Your goal: Filter the entries for the string "this". Copy each line that has it.

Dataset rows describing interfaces
****************************************

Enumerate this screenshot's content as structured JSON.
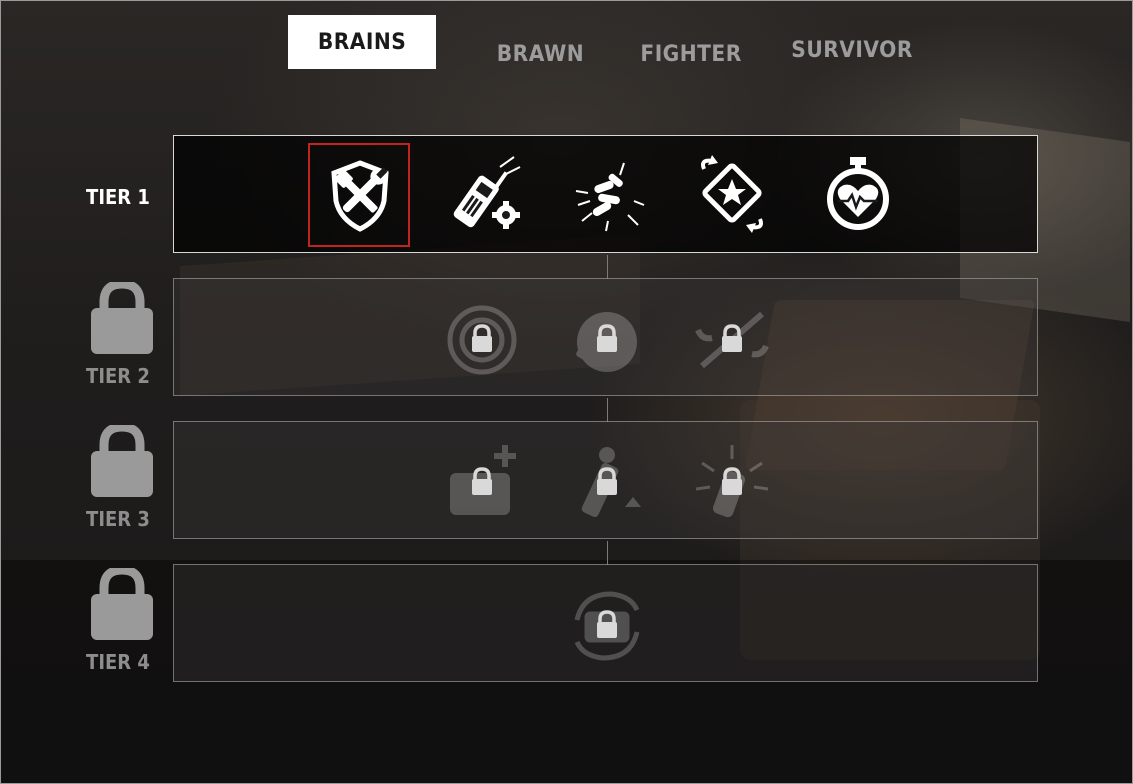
{
  "tabs": {
    "items": [
      {
        "label": "BRAINS",
        "active": true
      },
      {
        "label": "BRAWN",
        "active": false
      },
      {
        "label": "FIGHTER",
        "active": false
      },
      {
        "label": "SURVIVOR",
        "active": false
      }
    ]
  },
  "tiers": [
    {
      "label": "TIER 1",
      "locked": false,
      "skills": [
        {
          "icon": "repair-shield-icon",
          "selected": true,
          "locked": false
        },
        {
          "icon": "walkie-gear-icon",
          "selected": false,
          "locked": false
        },
        {
          "icon": "scattered-ammo-icon",
          "selected": false,
          "locked": false
        },
        {
          "icon": "star-card-swap-icon",
          "selected": false,
          "locked": false
        },
        {
          "icon": "heart-stopwatch-icon",
          "selected": false,
          "locked": false
        }
      ]
    },
    {
      "label": "TIER 2",
      "locked": true,
      "skills": [
        {
          "icon": "target-reticle-icon",
          "locked": true
        },
        {
          "icon": "radio-globe-icon",
          "locked": true
        },
        {
          "icon": "tool-swap-icon",
          "locked": true
        }
      ]
    },
    {
      "label": "TIER 3",
      "locked": true,
      "skills": [
        {
          "icon": "medkit-plus-icon",
          "locked": true
        },
        {
          "icon": "flask-upgrade-icon",
          "locked": true
        },
        {
          "icon": "explosive-burst-icon",
          "locked": true
        }
      ]
    },
    {
      "label": "TIER 4",
      "locked": true,
      "skills": [
        {
          "icon": "cycle-stash-icon",
          "locked": true
        }
      ]
    }
  ],
  "colors": {
    "selection_border": "#c0241c",
    "active_tab_bg": "#ffffff",
    "inactive_text": "#9c9c9c",
    "lock_gray": "#9a9a9a"
  }
}
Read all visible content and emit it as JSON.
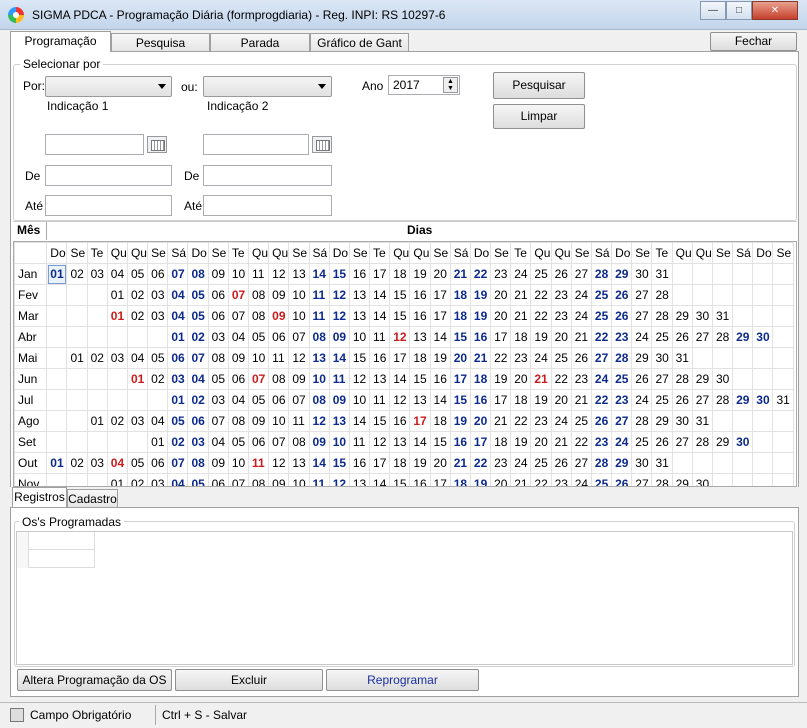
{
  "window": {
    "title": "SIGMA PDCA - Programação Diária  (formprogdiaria)  - Reg. INPI: RS 10297-6",
    "minimize": "—",
    "maximize": "□",
    "close": "✕"
  },
  "tabs": [
    "Programação",
    "Pesquisa",
    "Parada",
    "Gráfico de Gant"
  ],
  "close_button": "Fechar",
  "filter": {
    "group_title": "Selecionar por",
    "por_label": "Por:",
    "ou_label": "ou:",
    "indicacao1": "Indicação 1",
    "indicacao2": "Indicação 2",
    "ano_label": "Ano",
    "ano_value": "2017",
    "de_label": "De",
    "ate_label": "Até",
    "pesquisar": "Pesquisar",
    "limpar": "Limpar"
  },
  "calendar": {
    "mes_label": "Mês",
    "dias_label": "Dias",
    "weekday_headers": [
      "Do",
      "Se",
      "Te",
      "Qu",
      "Qu",
      "Se",
      "Sá",
      "Do",
      "Se",
      "Te",
      "Qu",
      "Qu",
      "Se",
      "Sá",
      "Do",
      "Se",
      "Te",
      "Qu",
      "Qu",
      "Se",
      "Sá",
      "Do",
      "Se",
      "Te",
      "Qu",
      "Qu",
      "Se",
      "Sá",
      "Do",
      "Se",
      "Te",
      "Qu",
      "Qu",
      "Se",
      "Sá",
      "Do",
      "Se"
    ],
    "months": [
      {
        "name": "Jan",
        "offset": 0,
        "days": 31,
        "red": [],
        "selected": 1
      },
      {
        "name": "Fev",
        "offset": 3,
        "days": 28,
        "red": [
          7
        ]
      },
      {
        "name": "Mar",
        "offset": 3,
        "days": 31,
        "red": [
          1,
          9
        ]
      },
      {
        "name": "Abr",
        "offset": 6,
        "days": 30,
        "red": [
          12
        ]
      },
      {
        "name": "Mai",
        "offset": 1,
        "days": 31,
        "red": []
      },
      {
        "name": "Jun",
        "offset": 4,
        "days": 30,
        "red": [
          1,
          7,
          21
        ]
      },
      {
        "name": "Jul",
        "offset": 6,
        "days": 31,
        "red": []
      },
      {
        "name": "Ago",
        "offset": 2,
        "days": 31,
        "red": [
          17
        ]
      },
      {
        "name": "Set",
        "offset": 5,
        "days": 30,
        "red": []
      },
      {
        "name": "Out",
        "offset": 0,
        "days": 31,
        "red": [
          4,
          11
        ]
      },
      {
        "name": "Nov",
        "offset": 3,
        "days": 30,
        "red": []
      }
    ],
    "highlight_colors": {
      "weekend": "#0c2a8c",
      "event": "#cc1b1b"
    }
  },
  "lower_tabs": [
    "Registros",
    "Cadastro"
  ],
  "os_group_title": "Os's Programadas",
  "actions": {
    "altera": "Altera Programação da OS",
    "excluir": "Excluir",
    "reprogramar": "Reprogramar"
  },
  "status": {
    "required": "Campo Obrigatório",
    "shortcut": "Ctrl + S - Salvar"
  }
}
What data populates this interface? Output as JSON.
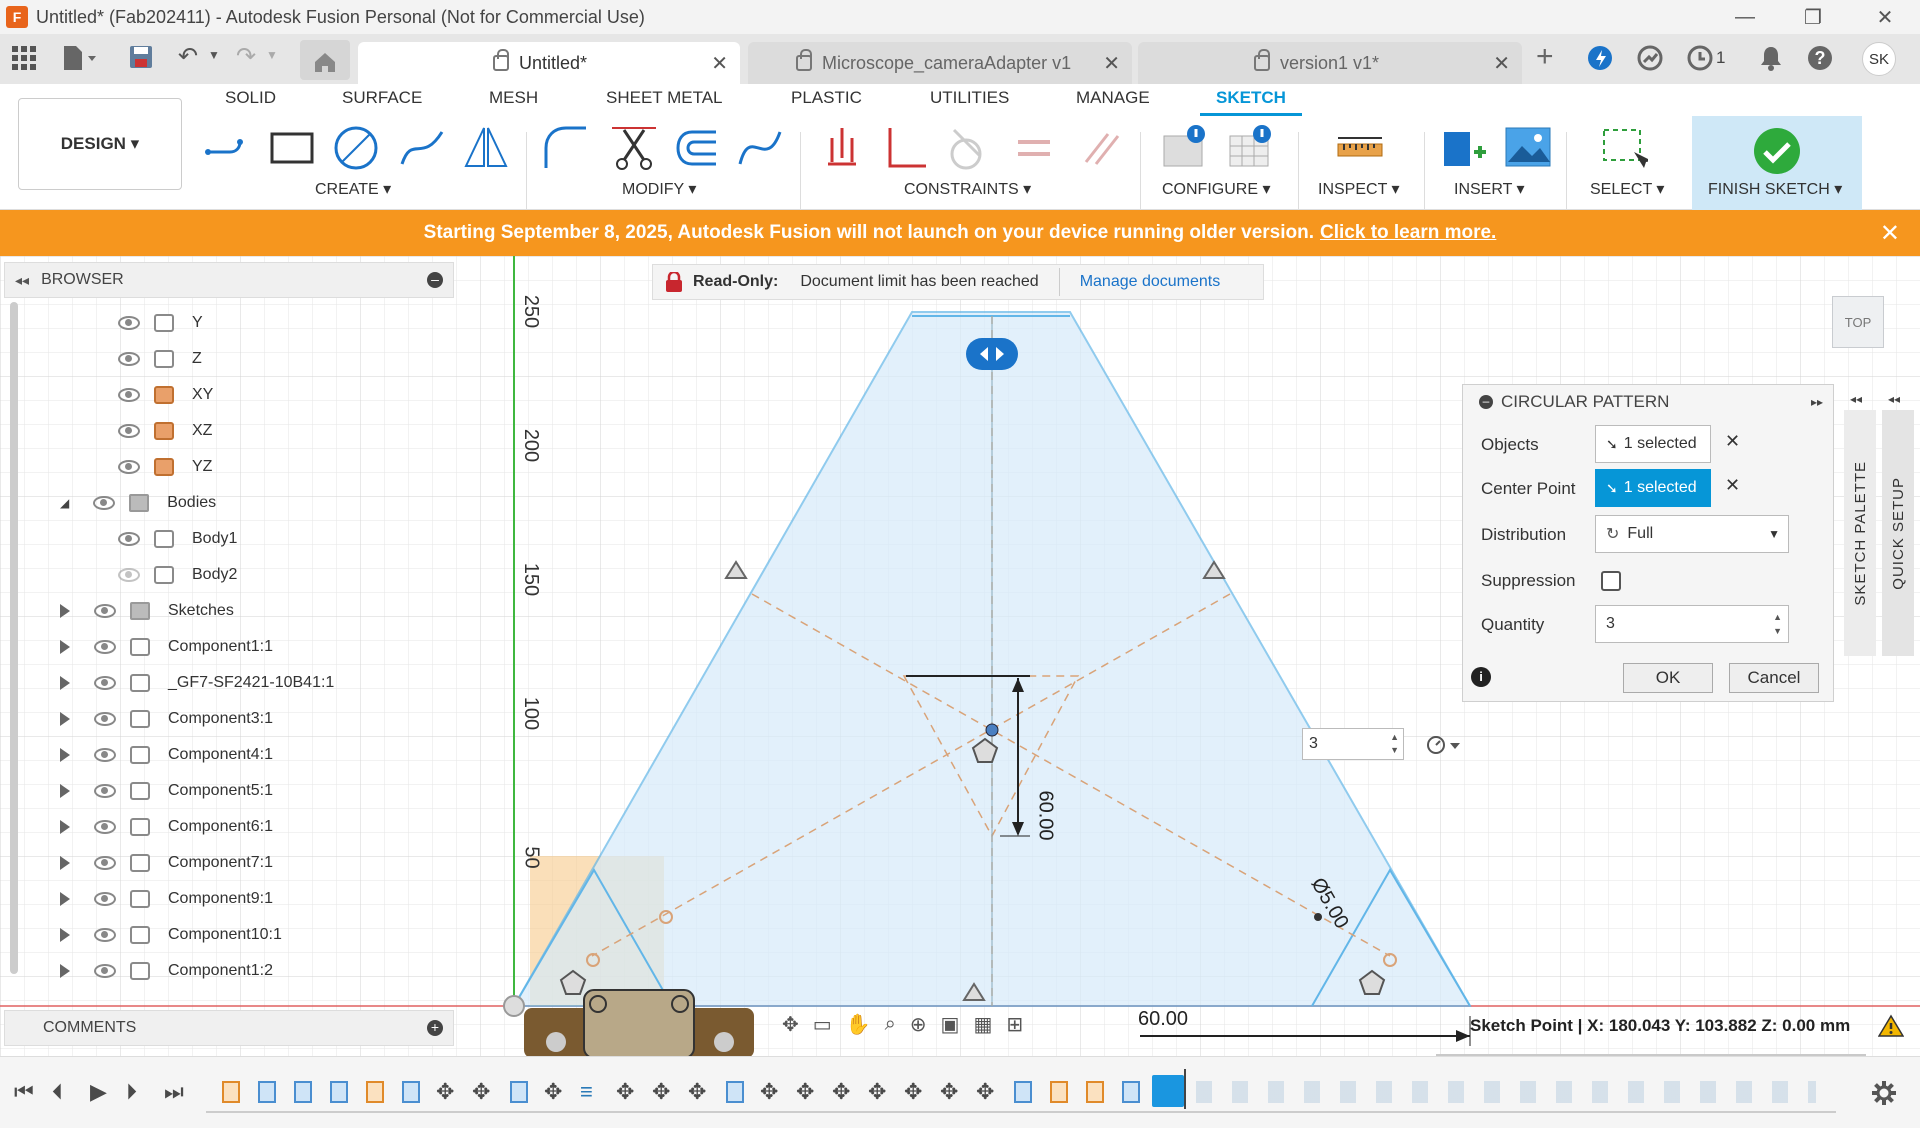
{
  "window": {
    "title": "Untitled* (Fab202411) - Autodesk Fusion Personal (Not for Commercial Use)",
    "app_icon": "F",
    "minimize": "—",
    "restore": "❐",
    "close": "✕"
  },
  "tabs": [
    {
      "label": "Untitled*",
      "active": true
    },
    {
      "label": "Microscope_cameraAdapter v1",
      "active": false
    },
    {
      "label": "version1 v1*",
      "active": false
    }
  ],
  "top_right": {
    "job_count": "1",
    "user": "SK"
  },
  "ribbon": {
    "tabs": [
      "SOLID",
      "SURFACE",
      "MESH",
      "SHEET METAL",
      "PLASTIC",
      "UTILITIES",
      "MANAGE",
      "SKETCH"
    ],
    "workspace": "DESIGN ▾",
    "groups": {
      "create": "CREATE ▾",
      "modify": "MODIFY ▾",
      "constraints": "CONSTRAINTS ▾",
      "configure": "CONFIGURE ▾",
      "inspect": "INSPECT ▾",
      "insert": "INSERT ▾",
      "select": "SELECT ▾",
      "finish": "FINISH SKETCH ▾"
    }
  },
  "banner": {
    "text": "Starting September 8, 2025, Autodesk Fusion will not launch on your device running older version.",
    "link": "Click to learn more.",
    "close": "✕"
  },
  "browser": {
    "title": "BROWSER",
    "items": [
      {
        "label": "Y",
        "indent": 1,
        "icon": "axis"
      },
      {
        "label": "Z",
        "indent": 1,
        "icon": "axis"
      },
      {
        "label": "XY",
        "indent": 1,
        "icon": "plane"
      },
      {
        "label": "XZ",
        "indent": 1,
        "icon": "plane"
      },
      {
        "label": "YZ",
        "indent": 1,
        "icon": "plane"
      },
      {
        "label": "Bodies",
        "indent": 0,
        "icon": "folder"
      },
      {
        "label": "Body1",
        "indent": 1,
        "icon": "body"
      },
      {
        "label": "Body2",
        "indent": 1,
        "icon": "body"
      },
      {
        "label": "Sketches",
        "indent": 0,
        "icon": "folder"
      },
      {
        "label": "Component1:1",
        "indent": 0,
        "icon": "component"
      },
      {
        "label": "_GF7-SF2421-10B41:1",
        "indent": 0,
        "icon": "component"
      },
      {
        "label": "Component3:1",
        "indent": 0,
        "icon": "component"
      },
      {
        "label": "Component4:1",
        "indent": 0,
        "icon": "component"
      },
      {
        "label": "Component5:1",
        "indent": 0,
        "icon": "component"
      },
      {
        "label": "Component6:1",
        "indent": 0,
        "icon": "component"
      },
      {
        "label": "Component7:1",
        "indent": 0,
        "icon": "component"
      },
      {
        "label": "Component9:1",
        "indent": 0,
        "icon": "component"
      },
      {
        "label": "Component10:1",
        "indent": 0,
        "icon": "component"
      },
      {
        "label": "Component1:2",
        "indent": 0,
        "icon": "component"
      }
    ]
  },
  "comments": {
    "title": "COMMENTS"
  },
  "readonly": {
    "label": "Read-Only:",
    "message": "Document limit has been reached",
    "link": "Manage documents"
  },
  "viewport": {
    "ruler": [
      "250",
      "200",
      "150",
      "100",
      "50"
    ],
    "dim_vertical": "60.00",
    "dim_diameter": "Ø5.00",
    "dim_horizontal": "60.00",
    "quantity_inline": "3",
    "viewcube": "TOP"
  },
  "dialog": {
    "title": "CIRCULAR PATTERN",
    "objects_label": "Objects",
    "objects_value": "1 selected",
    "center_label": "Center Point",
    "center_value": "1 selected",
    "distribution_label": "Distribution",
    "distribution_value": "Full",
    "suppression_label": "Suppression",
    "quantity_label": "Quantity",
    "quantity_value": "3",
    "ok": "OK",
    "cancel": "Cancel"
  },
  "side_palettes": {
    "sketch_palette": "SKETCH PALETTE",
    "quick_setup": "QUICK SETUP"
  },
  "status": "Sketch Point | X: 180.043 Y: 103.882 Z: 0.00 mm"
}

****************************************

Output below:
Enumerate this screenshot's content as structured JSON.
What data populates this interface? Output as JSON.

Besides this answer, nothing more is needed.